● What is being asked
Start at the first record below and retype through the last, exactly.

**** The data ****

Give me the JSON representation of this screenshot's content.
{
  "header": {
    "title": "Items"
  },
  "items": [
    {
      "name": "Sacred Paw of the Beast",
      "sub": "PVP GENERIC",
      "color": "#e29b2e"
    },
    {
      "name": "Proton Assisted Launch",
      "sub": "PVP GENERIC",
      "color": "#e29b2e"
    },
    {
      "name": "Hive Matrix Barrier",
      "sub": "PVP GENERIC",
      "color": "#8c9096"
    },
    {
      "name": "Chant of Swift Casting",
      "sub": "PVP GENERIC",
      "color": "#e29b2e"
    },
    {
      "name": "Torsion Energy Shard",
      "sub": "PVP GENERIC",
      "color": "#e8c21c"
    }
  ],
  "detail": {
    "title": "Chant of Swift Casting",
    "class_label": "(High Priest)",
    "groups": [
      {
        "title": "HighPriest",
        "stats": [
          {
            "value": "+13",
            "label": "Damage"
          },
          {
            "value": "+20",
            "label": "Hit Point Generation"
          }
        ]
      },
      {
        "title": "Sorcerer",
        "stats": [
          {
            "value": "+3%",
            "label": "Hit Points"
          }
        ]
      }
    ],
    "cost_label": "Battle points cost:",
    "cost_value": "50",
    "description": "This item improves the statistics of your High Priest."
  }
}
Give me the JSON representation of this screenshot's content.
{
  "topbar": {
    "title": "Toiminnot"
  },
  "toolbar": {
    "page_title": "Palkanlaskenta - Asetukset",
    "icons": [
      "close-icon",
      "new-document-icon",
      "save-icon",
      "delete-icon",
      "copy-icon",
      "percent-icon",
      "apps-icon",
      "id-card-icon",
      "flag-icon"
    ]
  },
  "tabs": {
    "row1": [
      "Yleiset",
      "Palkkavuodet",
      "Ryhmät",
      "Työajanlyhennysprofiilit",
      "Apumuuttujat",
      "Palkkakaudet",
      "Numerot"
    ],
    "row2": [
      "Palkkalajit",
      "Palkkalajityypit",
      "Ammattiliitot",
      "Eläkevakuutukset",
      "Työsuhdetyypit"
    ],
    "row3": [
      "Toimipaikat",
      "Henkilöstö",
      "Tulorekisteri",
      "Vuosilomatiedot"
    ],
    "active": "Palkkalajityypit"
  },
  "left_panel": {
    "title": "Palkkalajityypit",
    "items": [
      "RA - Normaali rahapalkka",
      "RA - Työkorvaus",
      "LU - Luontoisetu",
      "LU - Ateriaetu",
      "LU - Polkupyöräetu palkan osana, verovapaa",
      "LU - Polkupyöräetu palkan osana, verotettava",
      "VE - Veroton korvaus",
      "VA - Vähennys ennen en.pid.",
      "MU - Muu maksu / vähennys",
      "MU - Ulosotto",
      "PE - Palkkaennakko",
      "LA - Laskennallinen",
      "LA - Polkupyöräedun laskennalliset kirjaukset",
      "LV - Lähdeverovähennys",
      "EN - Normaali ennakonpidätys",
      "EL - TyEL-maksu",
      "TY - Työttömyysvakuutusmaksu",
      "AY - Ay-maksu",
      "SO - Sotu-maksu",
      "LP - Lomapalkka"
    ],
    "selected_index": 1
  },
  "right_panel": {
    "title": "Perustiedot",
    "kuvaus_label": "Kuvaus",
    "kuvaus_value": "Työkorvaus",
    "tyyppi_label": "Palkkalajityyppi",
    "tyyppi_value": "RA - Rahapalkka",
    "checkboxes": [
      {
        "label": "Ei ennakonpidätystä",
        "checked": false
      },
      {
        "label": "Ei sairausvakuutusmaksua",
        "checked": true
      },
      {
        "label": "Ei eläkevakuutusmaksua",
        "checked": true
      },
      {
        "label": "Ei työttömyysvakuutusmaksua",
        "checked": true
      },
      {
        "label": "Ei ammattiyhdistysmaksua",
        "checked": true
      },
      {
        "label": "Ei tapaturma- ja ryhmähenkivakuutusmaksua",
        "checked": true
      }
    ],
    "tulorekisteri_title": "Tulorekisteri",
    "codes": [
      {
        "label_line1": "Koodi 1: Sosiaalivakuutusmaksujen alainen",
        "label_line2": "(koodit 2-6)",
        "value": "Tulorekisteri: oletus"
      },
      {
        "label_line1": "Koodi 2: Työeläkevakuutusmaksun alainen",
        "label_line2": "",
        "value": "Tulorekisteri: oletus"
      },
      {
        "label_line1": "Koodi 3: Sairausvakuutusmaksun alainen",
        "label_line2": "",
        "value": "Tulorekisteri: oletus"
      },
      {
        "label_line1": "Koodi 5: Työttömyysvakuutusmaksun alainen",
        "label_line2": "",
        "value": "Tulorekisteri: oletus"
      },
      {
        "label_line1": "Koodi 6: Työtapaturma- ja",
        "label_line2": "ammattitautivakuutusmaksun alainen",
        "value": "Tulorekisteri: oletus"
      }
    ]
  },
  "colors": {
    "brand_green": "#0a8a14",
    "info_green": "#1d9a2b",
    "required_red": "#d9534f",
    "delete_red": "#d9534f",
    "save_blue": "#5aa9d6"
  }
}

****

● Result for this exercise
Give me the JSON representation of this screenshot's content.
{
  "header": {
    "title": "Items"
  },
  "items": [
    {
      "name": "Sacred Paw of the Beast",
      "sub": "PVP GENERIC",
      "color": "#e29b2e"
    },
    {
      "name": "Proton Assisted Launch",
      "sub": "PVP GENERIC",
      "color": "#e29b2e"
    },
    {
      "name": "Hive Matrix Barrier",
      "sub": "PVP GENERIC",
      "color": "#8c9096"
    },
    {
      "name": "Chant of Swift Casting",
      "sub": "PVP GENERIC",
      "color": "#e29b2e"
    },
    {
      "name": "Torsion Energy Shard",
      "sub": "PVP GENERIC",
      "color": "#e8c21c"
    }
  ],
  "detail": {
    "title": "Chant of Swift Casting",
    "class_label": "(High Priest)",
    "groups": [
      {
        "title": "HighPriest",
        "stats": [
          {
            "value": "+13",
            "label": "Damage"
          },
          {
            "value": "+20",
            "label": "Hit Point Generation"
          }
        ]
      },
      {
        "title": "Sorcerer",
        "stats": [
          {
            "value": "+3%",
            "label": "Hit Points"
          }
        ]
      }
    ],
    "cost_label": "Battle points cost:",
    "cost_value": "50",
    "description": "This item improves the statistics of your High Priest."
  }
}
Give me the JSON representation of this screenshot's content.
{
  "topbar": {
    "title": "Toiminnot"
  },
  "toolbar": {
    "page_title": "Palkanlaskenta - Asetukset",
    "icons": [
      "close-icon",
      "new-document-icon",
      "save-icon",
      "delete-icon",
      "copy-icon",
      "percent-icon",
      "apps-icon",
      "id-card-icon",
      "flag-icon"
    ]
  },
  "tabs": {
    "row1": [
      "Yleiset",
      "Palkkavuodet",
      "Ryhmät",
      "Työajanlyhennysprofiilit",
      "Apumuuttujat",
      "Palkkakaudet",
      "Numerot"
    ],
    "row2": [
      "Palkkalajit",
      "Palkkalajityypit",
      "Ammattiliitot",
      "Eläkevakuutukset",
      "Työsuhdetyypit"
    ],
    "row3": [
      "Toimipaikat",
      "Henkilöstö",
      "Tulorekisteri",
      "Vuosilomatiedot"
    ],
    "active": "Palkkalajityypit"
  },
  "left_panel": {
    "title": "Palkkalajityypit",
    "items": [
      "RA - Normaali rahapalkka",
      "RA - Työkorvaus",
      "LU - Luontoisetu",
      "LU - Ateriaetu",
      "LU - Polkupyöräetu palkan osana, verovapaa",
      "LU - Polkupyöräetu palkan osana, verotettava",
      "VE - Veroton korvaus",
      "VA - Vähennys ennen en.pid.",
      "MU - Muu maksu / vähennys",
      "MU - Ulosotto",
      "PE - Palkkaennakko",
      "LA - Laskennallinen",
      "LA - Polkupyöräedun laskennalliset kirjaukset",
      "LV - Lähdeverovähennys",
      "EN - Normaali ennakonpidätys",
      "EL - TyEL-maksu",
      "TY - Työttömyysvakuutusmaksu",
      "AY - Ay-maksu",
      "SO - Sotu-maksu",
      "LP - Lomapalkka"
    ],
    "selected_index": 1
  },
  "right_panel": {
    "title": "Perustiedot",
    "kuvaus_label": "Kuvaus",
    "kuvaus_value": "Työkorvaus",
    "tyyppi_label": "Palkkalajityyppi",
    "tyyppi_value": "RA - Rahapalkka",
    "checkboxes": [
      {
        "label": "Ei ennakonpidätystä",
        "checked": false
      },
      {
        "label": "Ei sairausvakuutusmaksua",
        "checked": true
      },
      {
        "label": "Ei eläkevakuutusmaksua",
        "checked": true
      },
      {
        "label": "Ei työttömyysvakuutusmaksua",
        "checked": true
      },
      {
        "label": "Ei ammattiyhdistysmaksua",
        "checked": true
      },
      {
        "label": "Ei tapaturma- ja ryhmähenkivakuutusmaksua",
        "checked": true
      }
    ],
    "tulorekisteri_title": "Tulorekisteri",
    "codes": [
      {
        "label_line1": "Koodi 1: Sosiaalivakuutusmaksujen alainen",
        "label_line2": "(koodit 2-6)",
        "value": "Tulorekisteri: oletus"
      },
      {
        "label_line1": "Koodi 2: Työeläkevakuutusmaksun alainen",
        "label_line2": "",
        "value": "Tulorekisteri: oletus"
      },
      {
        "label_line1": "Koodi 3: Sairausvakuutusmaksun alainen",
        "label_line2": "",
        "value": "Tulorekisteri: oletus"
      },
      {
        "label_line1": "Koodi 5: Työttömyysvakuutusmaksun alainen",
        "label_line2": "",
        "value": "Tulorekisteri: oletus"
      },
      {
        "label_line1": "Koodi 6: Työtapaturma- ja",
        "label_line2": "ammattitautivakuutusmaksun alainen",
        "value": "Tulorekisteri: oletus"
      }
    ]
  },
  "colors": {
    "brand_green": "#0a8a14",
    "info_green": "#1d9a2b",
    "required_red": "#d9534f",
    "delete_red": "#d9534f",
    "save_blue": "#5aa9d6"
  }
}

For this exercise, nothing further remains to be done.